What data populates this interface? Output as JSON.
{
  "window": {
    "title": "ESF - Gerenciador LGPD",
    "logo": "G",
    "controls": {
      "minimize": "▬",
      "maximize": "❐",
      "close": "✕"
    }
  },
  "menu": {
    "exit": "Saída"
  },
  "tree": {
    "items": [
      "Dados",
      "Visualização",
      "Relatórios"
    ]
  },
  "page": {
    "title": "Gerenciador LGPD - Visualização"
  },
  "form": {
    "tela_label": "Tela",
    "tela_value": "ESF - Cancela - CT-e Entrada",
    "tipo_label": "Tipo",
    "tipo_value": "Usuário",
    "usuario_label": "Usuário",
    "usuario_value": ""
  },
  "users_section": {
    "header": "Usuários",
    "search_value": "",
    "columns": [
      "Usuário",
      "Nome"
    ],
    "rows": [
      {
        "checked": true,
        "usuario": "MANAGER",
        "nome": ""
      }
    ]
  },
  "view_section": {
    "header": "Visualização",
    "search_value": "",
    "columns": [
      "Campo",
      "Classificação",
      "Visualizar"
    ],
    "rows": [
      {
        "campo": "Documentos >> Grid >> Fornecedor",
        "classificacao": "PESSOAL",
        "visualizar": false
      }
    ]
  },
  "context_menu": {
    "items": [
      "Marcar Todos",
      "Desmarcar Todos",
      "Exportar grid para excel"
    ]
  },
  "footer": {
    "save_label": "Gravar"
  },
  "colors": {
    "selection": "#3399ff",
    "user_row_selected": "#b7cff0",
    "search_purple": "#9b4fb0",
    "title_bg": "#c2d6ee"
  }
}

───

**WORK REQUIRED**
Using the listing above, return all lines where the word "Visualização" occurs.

**EXPECTED ANSWER**
      "Visualização",
    "title": "Gerenciador LGPD - Visualização"
    "header": "Visualização",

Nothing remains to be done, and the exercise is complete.